27. Use the sprinkler for larger areas of grass. Water small patches by hand to avoid waste.

28. Put food coloring in your toilet tank. If it seeps into the toilet bowl, you have a leak. It’s easy to fix, and you can save more than 600 gallons a month.

29. Plug the bathtub before turning the water on, then adjust the temperature as the tub fills up.

30. Use porous materials for walkways and patios to keep water in your yard and prevent wasteful runoff.

31. Direct downspouts and other runoff toward shrubs and trees, or collect and use for your garden.

32. Designate one glass for your drinking water each day. This will cut down on the number of times you run your dishwasher.

33. Water your summer lawns once every three days and your winter lawn once every five days.
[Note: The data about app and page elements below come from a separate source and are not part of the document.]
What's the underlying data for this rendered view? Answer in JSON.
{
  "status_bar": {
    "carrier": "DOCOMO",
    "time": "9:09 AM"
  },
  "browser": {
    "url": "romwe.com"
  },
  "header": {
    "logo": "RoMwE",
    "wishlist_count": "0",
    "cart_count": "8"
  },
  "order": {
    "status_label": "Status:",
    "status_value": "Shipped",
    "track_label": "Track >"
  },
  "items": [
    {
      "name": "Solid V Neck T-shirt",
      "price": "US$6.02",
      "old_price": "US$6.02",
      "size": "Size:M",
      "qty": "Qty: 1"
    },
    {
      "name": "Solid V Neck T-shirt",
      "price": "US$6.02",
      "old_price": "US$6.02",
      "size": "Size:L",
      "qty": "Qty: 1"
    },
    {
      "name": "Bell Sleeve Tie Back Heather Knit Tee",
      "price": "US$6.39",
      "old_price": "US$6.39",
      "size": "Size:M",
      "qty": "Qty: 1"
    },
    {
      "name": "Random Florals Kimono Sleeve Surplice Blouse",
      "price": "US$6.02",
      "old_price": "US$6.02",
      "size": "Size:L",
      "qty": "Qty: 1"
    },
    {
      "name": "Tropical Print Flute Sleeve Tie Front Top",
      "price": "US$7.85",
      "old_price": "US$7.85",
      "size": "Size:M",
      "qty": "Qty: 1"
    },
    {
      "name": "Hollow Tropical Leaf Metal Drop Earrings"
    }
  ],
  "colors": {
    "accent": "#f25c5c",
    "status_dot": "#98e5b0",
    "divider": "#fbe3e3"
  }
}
34. Install a rain shut-off device on your automatic sprinklers to eliminate unnecessary watering.
35. Don’t use running water to thaw food.
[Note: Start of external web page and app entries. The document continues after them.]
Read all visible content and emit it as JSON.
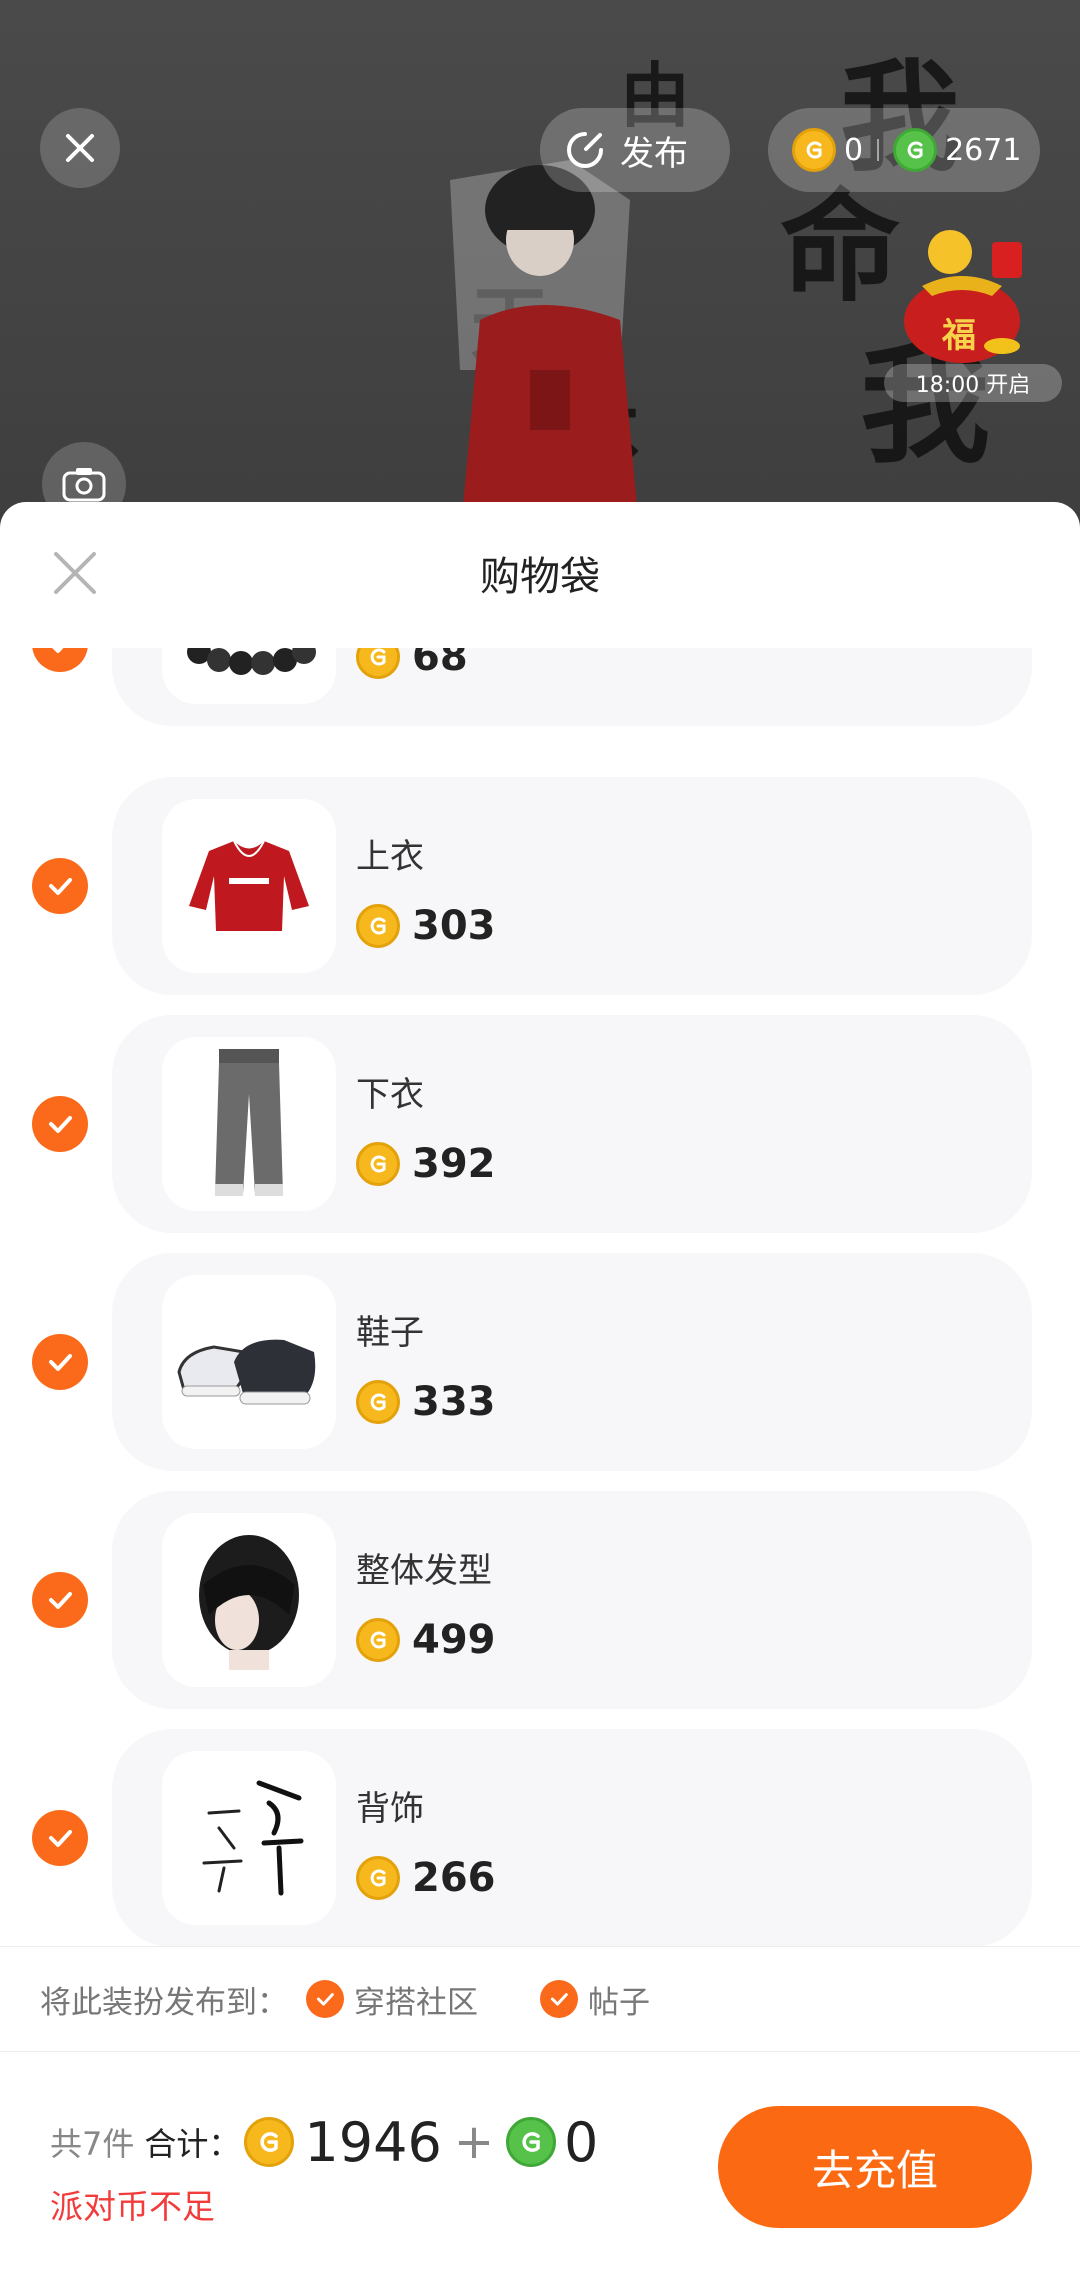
{
  "top_bar": {
    "publish_label": "发布",
    "gold_coin_balance": "0",
    "green_coin_balance": "2671",
    "event_time": "18:00 开启",
    "event_badge_char": "福"
  },
  "sheet": {
    "title": "购物袋",
    "items": [
      {
        "name": "",
        "price": "68",
        "checked": true,
        "thumb": "bracelet"
      },
      {
        "name": "上衣",
        "price": "303",
        "checked": true,
        "thumb": "red-hoodie"
      },
      {
        "name": "下衣",
        "price": "392",
        "checked": true,
        "thumb": "pants"
      },
      {
        "name": "鞋子",
        "price": "333",
        "checked": true,
        "thumb": "sneakers"
      },
      {
        "name": "整体发型",
        "price": "499",
        "checked": true,
        "thumb": "hairstyle"
      },
      {
        "name": "背饰",
        "price": "266",
        "checked": true,
        "thumb": "calligraphy-back"
      }
    ]
  },
  "publish_to": {
    "label": "将此装扮发布到：",
    "options": [
      {
        "label": "穿搭社区",
        "checked": true
      },
      {
        "label": "帖子",
        "checked": true
      }
    ]
  },
  "footer": {
    "count_text": "共7件",
    "total_label": "合计：",
    "gold_total": "1946",
    "plus": "+",
    "green_total": "0",
    "warning": "派对币不足",
    "recharge_button": "去充值"
  },
  "colors": {
    "accent_orange": "#fb6a1a",
    "gold_coin": "#f6b81d",
    "green_coin": "#56c24a",
    "warning_red": "#f23c3c"
  }
}
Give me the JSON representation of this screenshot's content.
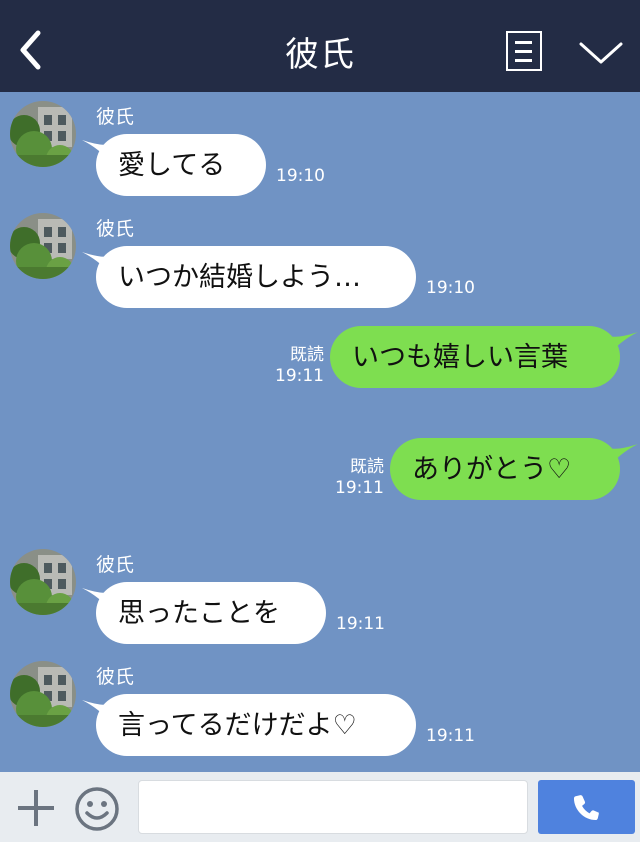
{
  "header": {
    "title": "彼氏",
    "back_icon": "chevron-left-icon",
    "menu_icon": "menu-icon",
    "collapse_icon": "chevron-down-icon"
  },
  "messages": [
    {
      "side": "in",
      "sender": "彼氏",
      "text": "愛してる",
      "time": "19:10"
    },
    {
      "side": "in",
      "sender": "彼氏",
      "text": "いつか結婚しよう…",
      "time": "19:10"
    },
    {
      "side": "out",
      "read": "既読",
      "text": "いつも嬉しい言葉",
      "time": "19:11"
    },
    {
      "side": "out",
      "read": "既読",
      "text": "ありがとう♡",
      "time": "19:11"
    },
    {
      "side": "in",
      "sender": "彼氏",
      "text": "思ったことを",
      "time": "19:11"
    },
    {
      "side": "in",
      "sender": "彼氏",
      "text": "言ってるだけだよ♡",
      "time": "19:11"
    }
  ],
  "input": {
    "value": "",
    "plus_icon": "plus-icon",
    "emoji_icon": "smiley-icon",
    "call_icon": "phone-icon"
  },
  "colors": {
    "header": "#232c45",
    "chat_bg": "#7093c4",
    "bubble_in": "#ffffff",
    "bubble_out": "#7ede50",
    "call_button": "#4f82de"
  }
}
Monday, June 6, 2011

SLUWCD 2011/2012 Art Contest Winners

The Sandy Land Water Conservation District is pleased to announce, the 13 winners for their 5th annual Calendar Art Contest. There were two schools that participate in the contest; Plains and Kelly Dodson Elementary of Denver City .

We enjoyed looking at all of the students' creative work and their original ideas they illustrated. It is interesting to see the water conservation message portrayed in so many unique ways.

The grand prize winner, whose artwork will be featured on the cover of our 2011/2012 school year calendar, is
Bryson Roper, a student at Plains

The following students' artwork will be featured on the monthly pages of our 2011/2012 school year calendar .

Ashley Long, Plains Elementary

Kaetlin Taylor, Plains Elementary

Willy Wiebe, Plains Elementary

Destiny Ramos, Kelly Dodson Elementary

Haylee Villarreal, Kelly Dodson Elementary

Itzel Manzanera, Kelly Dodson Elementary

Joselin Garcia, Kelly Dodson Elementary

Katie Hollen, Kelly Dodson Elementary

Lupita Gutierrez, Kelly Dodson Elementary

Michelle Sotelo, Kelly Dodson Elementary

Regina Amaya, Kelly Dodson Elementary

Rogelio Jr. Reyes, Kelly Dodson Elementary